But the one shining attribute you do have, the thing that sets you apart from any oven I could buy here in Uzbekistan, the feature that makes my heart sing whenever I use you, is your size.

Back before I moved overseas and lived in the land of Full-Sized Appliances, I didn't know that there were places in the world where people had to be subjected to the indignity of Easy-Bake Appliances.  I didn't know that there were washing machines that fit three shirts and a pair of socks, stoves that were designed for doll pots, microwaves that only allowed for midget baby bottles, and refrigerators that held thirty-six hours' worth of food.  Maybe I had heard of them, but I didn't think that normal people actually used such atrocities.

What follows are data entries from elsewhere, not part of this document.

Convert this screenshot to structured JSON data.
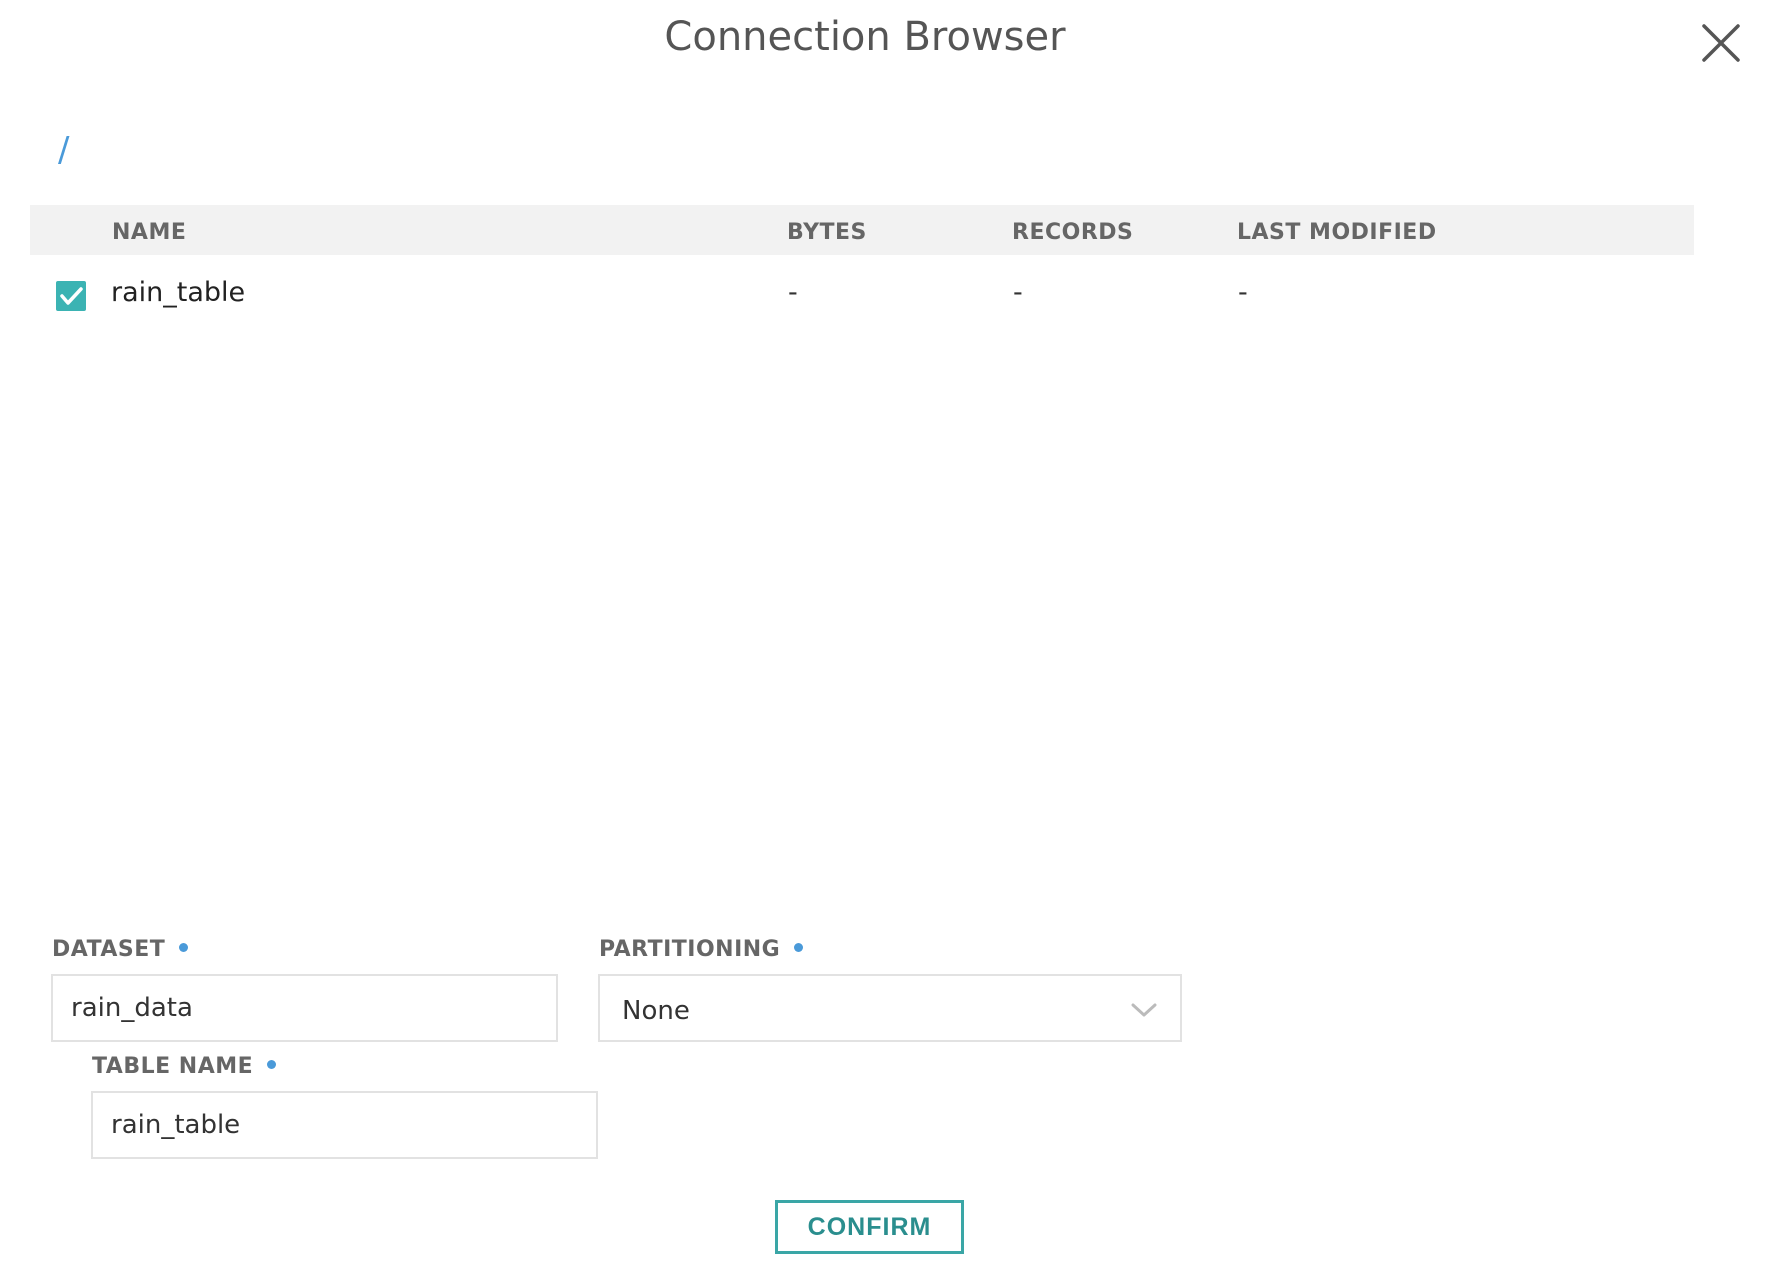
{
  "dialog": {
    "title": "Connection Browser"
  },
  "breadcrumb": {
    "path": "/"
  },
  "table": {
    "columns": [
      "NAME",
      "BYTES",
      "RECORDS",
      "LAST MODIFIED"
    ],
    "rows": [
      {
        "checked": true,
        "name": "rain_table",
        "bytes": "-",
        "records": "-",
        "last_modified": "-"
      }
    ]
  },
  "form": {
    "dataset": {
      "label": "DATASET",
      "value": "rain_data"
    },
    "partitioning": {
      "label": "PARTITIONING",
      "value": "None"
    },
    "table_name": {
      "label": "TABLE NAME",
      "value": "rain_table"
    }
  },
  "actions": {
    "confirm_label": "CONFIRM"
  },
  "icons": {
    "close": "close-icon",
    "checkbox": "checkmark-icon",
    "dropdown": "chevron-down-icon",
    "required": "required-dot"
  },
  "colors": {
    "accent_teal": "#3bb3b3",
    "link_blue": "#4a9ad9",
    "header_bg": "#f2f2f2"
  }
}
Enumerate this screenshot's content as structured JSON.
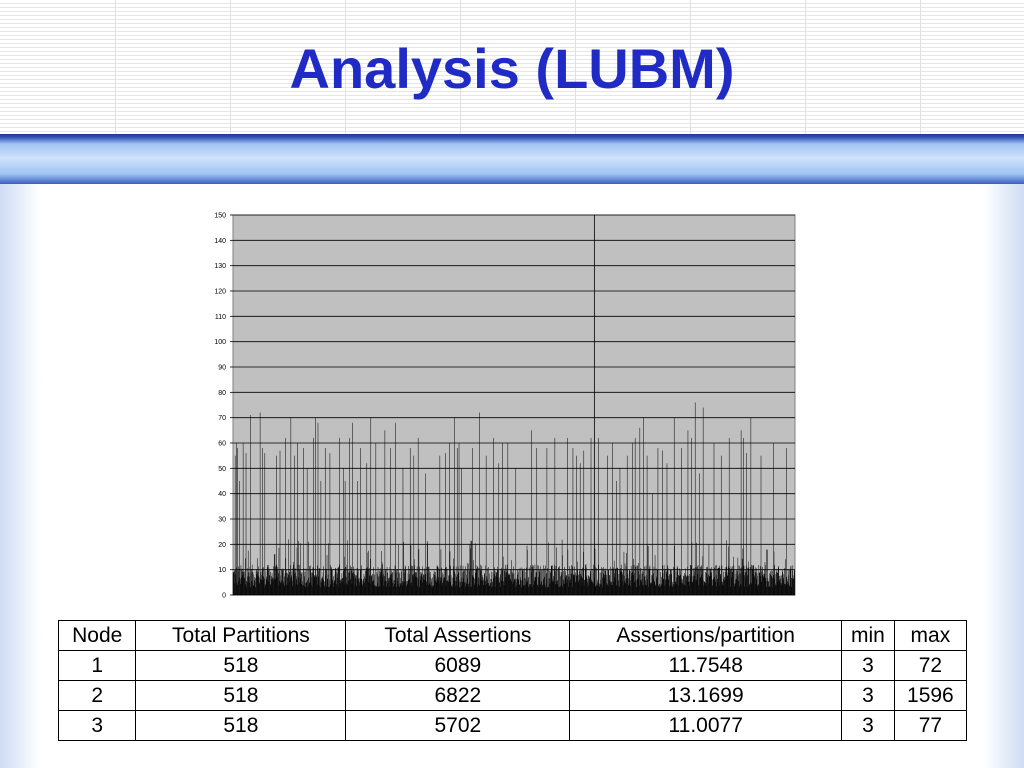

Then I moved to Baku and my eyes were opened.  I had to buy a smaller pizza pan because my well-used and loved one was too big for the oven to properly close on.  Canning was a near-impossibility on my stove because the pots hung half-off the closely-packed burners.  Baby bottles had to be microwaved with their tops off because the microwave was so short.  The Thanksgiving turkey fit, but barely.

I almost cried when our acres of countertop in Dushanbe embraced another tiny Easy-Bake stove that took forty-five minutes to come to temperature to cook one 9 x 13 pan at a time.

So imagine my joy when I moved to Tashkent and found you, glorious full-sized American oven, sitting in my kitchen and waiting for me to cook vast quantities of food in you.  Every time I place two pans next to each other, cutting my german-pancake cooking time in half, I want to shout for joy.  Whenever I bake bread and fit all six pans on the same rack, my heart sings with happiness.  When I use all four burners at once and each one has a normal-sized pot on it, I bless whatever GSO decided that we should have American appliances here in Tashkent.

When I go to America and see my mother's new double ovens with convection heating and time bake and self-cleaning and all the amazing features, I promise not to be disloyal to you.  For I know that I will not always have an oven like you, and the next place I live may have me cooking for seven children in yet another mini-sized oven.  I will appreciate you for as long as a I have you, despite your technological backwardness.  For you are my one and only, my full-sized oven.

Love and cookies,